Read this post on Theconstructionindex.co.uk which explains what happens and the court’s ruling:

270x180_1357889585_asbestos-danger-signThe client had two asbestos management surveys for the site, which, although later deemed to be inadequate, identified the presence of asbestos material and highlighted other areas, such as the ceiling voids, which were presumed to contain asbestos.

Despite this, work was allowed to begin even though Oaktree had been advised by the Health & Safety Executive (HSE) that a separate ‘refurbishment and demolition survey’ was also required before any activity started.

During the demolition works an asbestos insulation board (AIB) covering a steel column was damaged, and a Wall Colmonoy employee was told to tape plastic bags around it. Work continued in the building for several months with the AIB debris left lying on the floor until an unannounced visit was carried out by an HSE inspector.

A subsequent HSE investigation found that Wall Colmonoy failed to appoint a competent construction, design and management (CDM) co-ordinator and principal contractor to plan and manage the construction work, and ignored advice from its own health and safety manager to notify HSE of the demolition phase of the project, as is required by law.

Source: http://www.theconstructionindex.co.uk/news/view/poor-planning-put-lives-at-risk

The good news is that the unions of Australia are leading the fight against asbestos and have successful secured compensation pay-outs for thousands of workers and their families.

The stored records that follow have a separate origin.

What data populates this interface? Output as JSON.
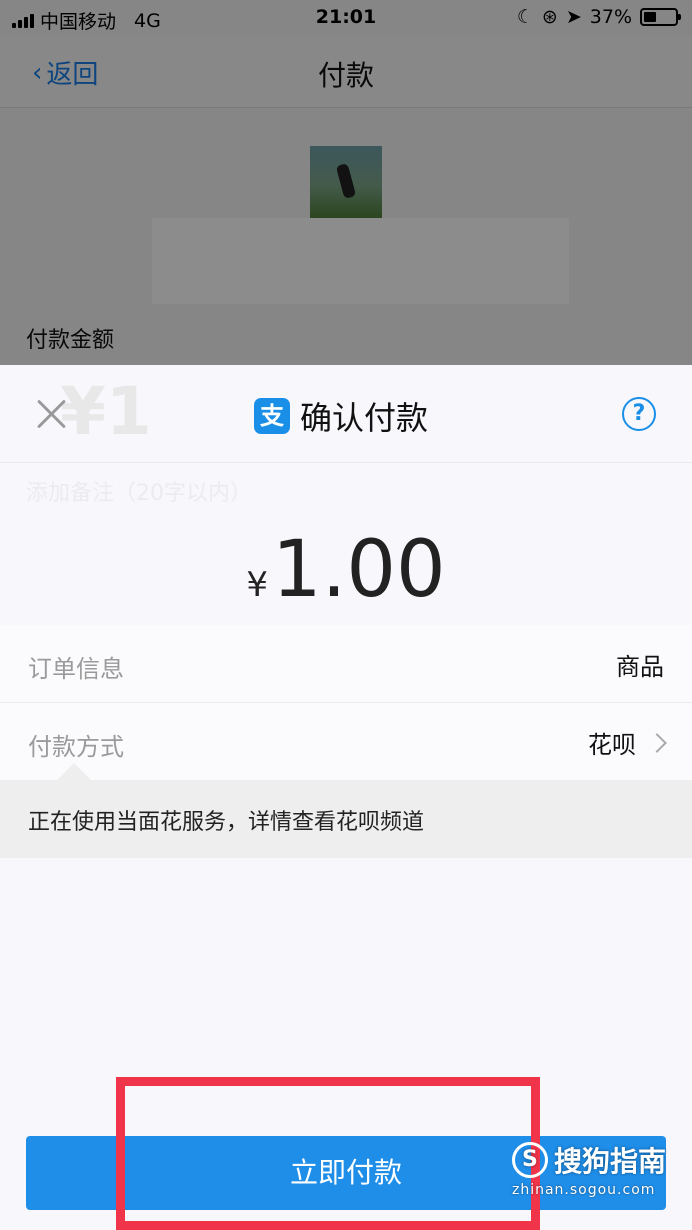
{
  "status_bar": {
    "carrier": "中国移动",
    "network": "4G",
    "time": "21:01",
    "battery": "37%"
  },
  "nav": {
    "back_label": "返回",
    "title": "付款"
  },
  "background_page": {
    "amount_label": "付款金额",
    "ghost_amount": "¥1",
    "ghost_text": "添加备注（20字以内）"
  },
  "sheet": {
    "title": "确认付款",
    "alipay_glyph": "支",
    "help_glyph": "?",
    "currency": "¥",
    "amount": "1.00",
    "order_label": "订单信息",
    "order_value": "商品",
    "method_label": "付款方式",
    "method_value": "花呗",
    "notice": "正在使用当面花服务，详情查看花呗频道",
    "pay_button": "立即付款"
  },
  "watermark": {
    "logo_glyph": "S",
    "brand": "搜狗指南",
    "url": "zhinan.sogou.com"
  },
  "colors": {
    "accent": "#1f8ee9",
    "highlight": "#f0344a"
  }
}
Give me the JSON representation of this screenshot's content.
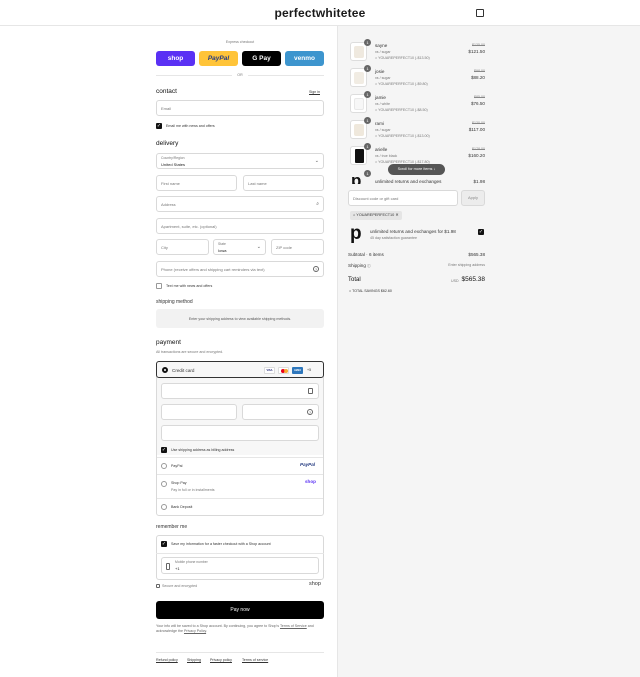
{
  "brand": "perfectwhitetee",
  "express": {
    "title": "Express checkout",
    "buttons": [
      "shop",
      "PayPal",
      "G Pay",
      "venmo"
    ],
    "or": "OR"
  },
  "contact": {
    "title": "contact",
    "sign_in": "Sign in",
    "email_placeholder": "Email",
    "email_opt_in": "Email me with news and offers"
  },
  "delivery": {
    "title": "delivery",
    "country_label": "Country/Region",
    "country_value": "United States",
    "first_name": "First name",
    "last_name": "Last name",
    "address": "Address",
    "apartment": "Apartment, suite, etc. (optional)",
    "city": "City",
    "state_label": "State",
    "state_value": "Iowa",
    "zip": "ZIP code",
    "phone": "Phone (receive offers and shipping cart reminders via text)",
    "text_opt_in": "Text me with news and offers"
  },
  "shipping_method": {
    "title": "shipping method",
    "message": "Enter your shipping address to view available shipping methods."
  },
  "payment": {
    "title": "payment",
    "subtitle": "All transactions are secure and encrypted.",
    "credit_card": "Credit card",
    "card_badges": [
      "VISA",
      "MC",
      "AMEX",
      "+5"
    ],
    "billing_same": "Use shipping address as billing address",
    "paypal": "PayPal",
    "paypal_logo": "PayPal",
    "shop_pay": "Shop Pay",
    "shop_pay_sub": "Pay in full or in installments",
    "shop_logo": "shop",
    "bank_deposit": "Bank Deposit"
  },
  "remember": {
    "title": "remember me",
    "save_info": "Save my information for a faster checkout with a Shop account",
    "phone_label": "Mobile phone number",
    "phone_value": "+1",
    "secure": "Secure and encrypted",
    "shop_logo": "shop"
  },
  "pay_now": "Pay now",
  "legal": {
    "text": "Your info will be saved to a Shop account. By continuing, you agree to Shop's",
    "terms": "Terms of Service",
    "and": "and acknowledge the",
    "privacy": "Privacy Policy",
    "period": "."
  },
  "footer_links": [
    "Refund policy",
    "Shipping",
    "Privacy policy",
    "Terms of service"
  ],
  "cart": {
    "items": [
      {
        "name": "sayne",
        "variant": "xs / sugar",
        "discount": "YOUAREPERFECT10 (-$13.50)",
        "compare": "$135.00",
        "price": "$121.50",
        "qty": "1",
        "swatch": "#efe9df"
      },
      {
        "name": "josie",
        "variant": "xs / sugar",
        "discount": "YOUAREPERFECT10 (-$9.80)",
        "compare": "$98.00",
        "price": "$88.20",
        "qty": "1",
        "swatch": "#f1ece3"
      },
      {
        "name": "jamie",
        "variant": "xs / white",
        "discount": "YOUAREPERFECT10 (-$8.50)",
        "compare": "$85.00",
        "price": "$76.50",
        "qty": "1",
        "swatch": "#f7f7f7"
      },
      {
        "name": "rami",
        "variant": "xs / sugar",
        "discount": "YOUAREPERFECT10 (-$13.00)",
        "compare": "$130.00",
        "price": "$117.00",
        "qty": "1",
        "swatch": "#efe8dc"
      },
      {
        "name": "arielle",
        "variant": "xs / true black",
        "discount": "YOUAREPERFECT10 (-$17.80)",
        "compare": "$178.00",
        "price": "$160.20",
        "qty": "1",
        "swatch": "#111111"
      }
    ],
    "partial_item": {
      "name": "unlimited returns and exchanges",
      "price": "$1.98",
      "qty": "1"
    },
    "scroll_hint": "Scroll for more items",
    "discount_placeholder": "Discount code or gift card",
    "apply": "Apply",
    "applied_code": "YOUAREPERFECT10",
    "upsell_title": "unlimited returns and exchanges for $1.98",
    "upsell_sub": "45 day satisfaction guarantee",
    "subtotal_label": "Subtotal · 6 items",
    "subtotal_value": "$565.38",
    "shipping_label": "Shipping",
    "shipping_value": "Enter shipping address",
    "total_label": "Total",
    "currency": "USD",
    "total_value": "$565.38",
    "savings": "TOTAL SAVINGS  $62.60"
  }
}
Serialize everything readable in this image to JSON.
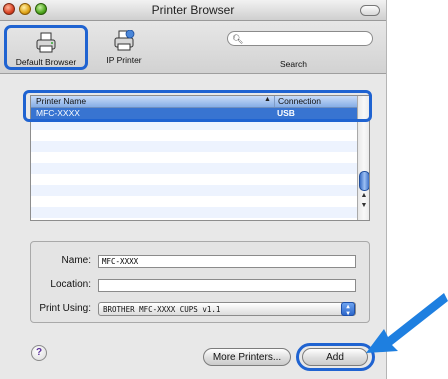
{
  "window": {
    "title": "Printer Browser"
  },
  "toolbar": {
    "default_browser_label": "Default Browser",
    "ip_printer_label": "IP Printer",
    "search_label": "Search",
    "search_placeholder": "",
    "search_value": ""
  },
  "printer_list": {
    "columns": [
      "Printer Name",
      "Connection"
    ],
    "rows": [
      {
        "name": "MFC-XXXX",
        "connection": "USB",
        "selected": true
      }
    ]
  },
  "form": {
    "name_label": "Name:",
    "name_value": "MFC-XXXX",
    "location_label": "Location:",
    "location_value": "",
    "print_using_label": "Print Using:",
    "print_using_value": "BROTHER MFC-XXXX CUPS v1.1"
  },
  "buttons": {
    "help_label": "?",
    "more_printers_label": "More Printers...",
    "add_label": "Add"
  },
  "colors": {
    "highlight_blue": "#1f63d1",
    "selection_blue": "#3874d1",
    "callout_arrow": "#1e7fe0"
  }
}
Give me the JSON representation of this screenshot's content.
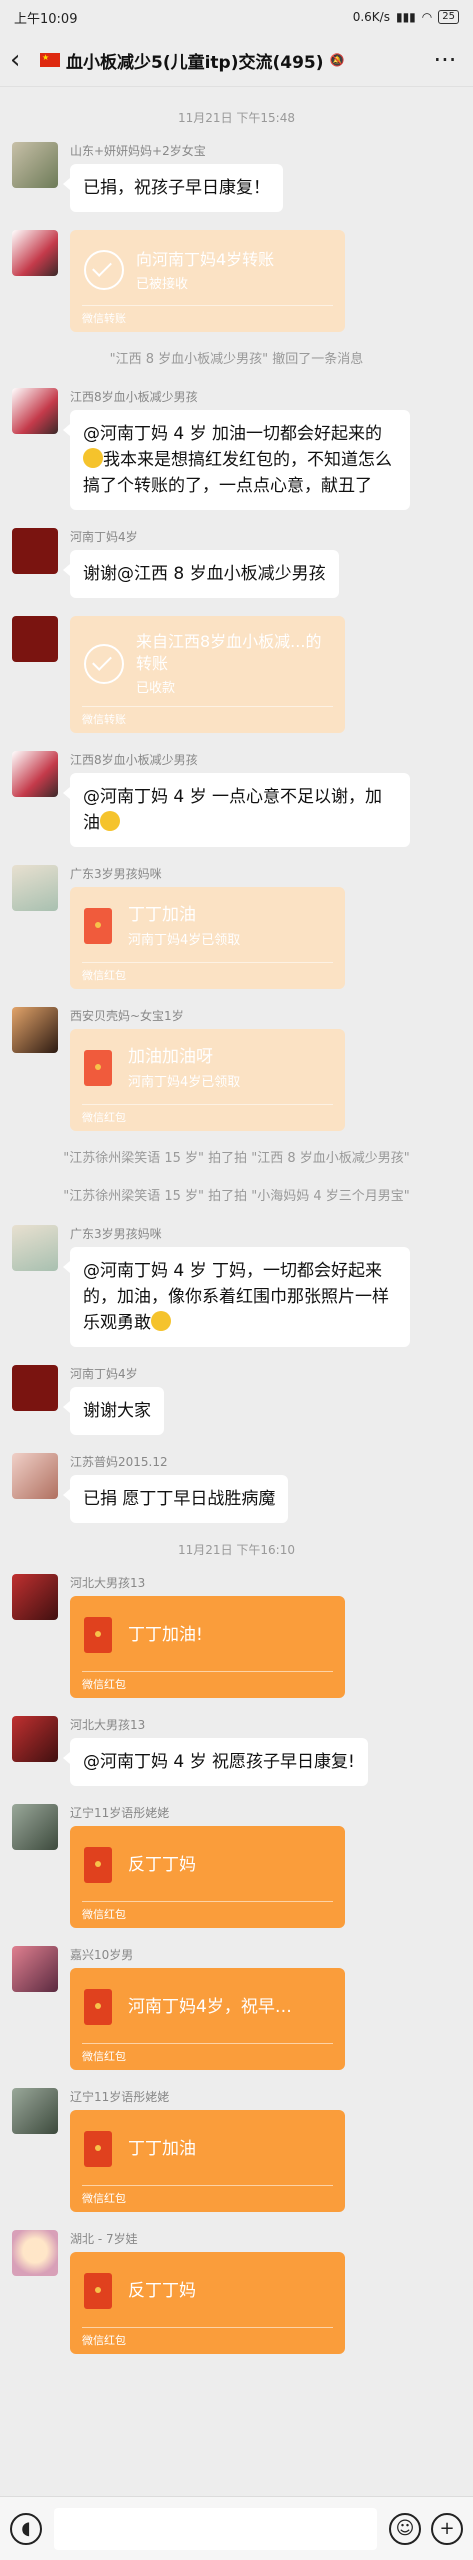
{
  "status_bar": {
    "time": "上午10:09",
    "speed": "0.6K/s",
    "battery": "25"
  },
  "nav": {
    "title": "血小板减少5(儿童itp)交流(495)"
  },
  "timestamps": [
    "11月21日 下午15:48",
    "11月21日 下午16:10"
  ],
  "messages": [
    {
      "sender": "山东+妍妍妈妈+2岁女宝",
      "text": "已捐，祝孩子早日康复！"
    },
    {
      "transfer_title": "向河南丁妈4岁转账",
      "transfer_status": "已被接收",
      "footer": "微信转账"
    },
    {
      "system": "\"江西 8 岁血小板减少男孩\" 撤回了一条消息"
    },
    {
      "sender": "江西8岁血小板减少男孩",
      "text": "@河南丁妈 4 岁  加油一切都会好起来的",
      "text2": "我本来是想搞红发红包的，不知道怎么搞了个转账的了，一点点心意，献丑了"
    },
    {
      "sender": "河南丁妈4岁",
      "text": "谢谢@江西 8 岁血小板减少男孩"
    },
    {
      "transfer_title": "来自江西8岁血小板减...的转账",
      "transfer_status": "已收款",
      "footer": "微信转账"
    },
    {
      "sender": "江西8岁血小板减少男孩",
      "text": "@河南丁妈 4 岁  一点心意不足以谢，加油"
    },
    {
      "sender": "广东3岁男孩妈咪",
      "hb_title": "丁丁加油",
      "hb_status": "河南丁妈4岁已领取",
      "footer": "微信红包"
    },
    {
      "sender": "西安贝壳妈~女宝1岁",
      "hb_title": "加油加油呀",
      "hb_status": "河南丁妈4岁已领取",
      "footer": "微信红包"
    },
    {
      "system": "\"江苏徐州梁笑语 15 岁\" 拍了拍 \"江西 8 岁血小板减少男孩\""
    },
    {
      "system": "\"江苏徐州梁笑语 15 岁\" 拍了拍 \"小海妈妈 4 岁三个月男宝\""
    },
    {
      "sender": "广东3岁男孩妈咪",
      "text": "@河南丁妈 4 岁  丁妈，一切都会好起来的，加油，像你系着红围巾那张照片一样乐观勇敢"
    },
    {
      "sender": "河南丁妈4岁",
      "text": "谢谢大家"
    },
    {
      "sender": "江苏普妈2015.12",
      "text": "已捐 愿丁丁早日战胜病魔"
    },
    {
      "sender": "河北大男孩13",
      "hb_title": "丁丁加油!",
      "footer": "微信红包"
    },
    {
      "sender": "河北大男孩13",
      "text": "@河南丁妈 4 岁  祝愿孩子早日康复!"
    },
    {
      "sender": "辽宁11岁语彤姥姥",
      "hb_title": "反丁丁妈",
      "footer": "微信红包"
    },
    {
      "sender": "嘉兴10岁男",
      "hb_title": "河南丁妈4岁，祝早…",
      "footer": "微信红包"
    },
    {
      "sender": "辽宁11岁语彤姥姥",
      "hb_title": "丁丁加油",
      "footer": "微信红包"
    },
    {
      "sender": "湖北 - 7岁娃",
      "hb_title": "反丁丁妈",
      "footer": "微信红包"
    }
  ],
  "colors": {
    "bg": "#ededed",
    "transfer_done": "#fbe2c4",
    "hongbao_new": "#fa9d3b",
    "hongbao_icon": "#e0411e"
  }
}
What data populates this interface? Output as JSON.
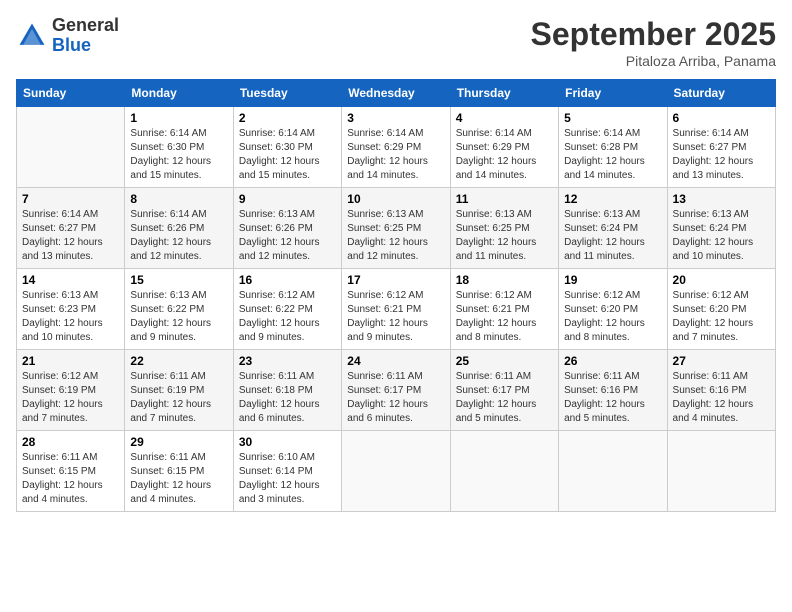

The unions have recently called for a National Asbestos Authority who can oversee asbestos related issues in the nation. But there is still a long way to go if we are to see zero cases of asbestos related diseases in Australia.

Demolition and renovation work has to be done properly with adequate planning and the appropriately trained and experienced staff in charge. A full risk assessment must be conducted on every work site prior to work beginning.

The post went on to state:

“Had a refurbishment and demolition survey been undertaken, and had a licensed asbestos contractor been used to removal all asbestos materials prior to the work starting, then the risk would have been eliminated. Instead this inadequate response left workers exposed to asbestos fibres, which can cause potentially fatal lung disease. The health and safety of workers must not be left to chance.”

Source: http://www.theconstructionindex.co.uk/news/view/poor-planning-put-lives-at-risk

Workers involved in renovation work should look out for asbestos in the following situations:

  • Within a house or a building site, asbestos is most commonly found in asbestos cement sheeting, also known as ‘fibro’.
  • Asbestos cement sheeting can be found in a flat form in internal and external walls and ceilings. This is why renovators and domestic construction workers often come across this harmful substance when breaking down old buildings or renovating them.
  • A corrugated form of asbestos cement sheeting, also known as ‘super six’ or ‘super eight’, is commonly found on roofs, as fences and sometimes as external wall cladding.
  • Asbestos can also be found in vinyl sheeting and tiles, external gutters, pipes and vents, backing to electrical switchboards in a black product known as zelemite, insulations to heater banks, air conditioning ducting and pipes,  gaskets to pipes and pipe joins, certain paints, brake pads and clutch pads to vehicles, mastics and glues behind wall tiles and vinyl, waterproofing in windows, roof tiles and woven textile seals to old ovens, grillers and kitchen appliances.
  • Asbestos fibres can also be found in hessian carpet underlay recycled from the hessian bags that used to transport asbestos fibres from the mines.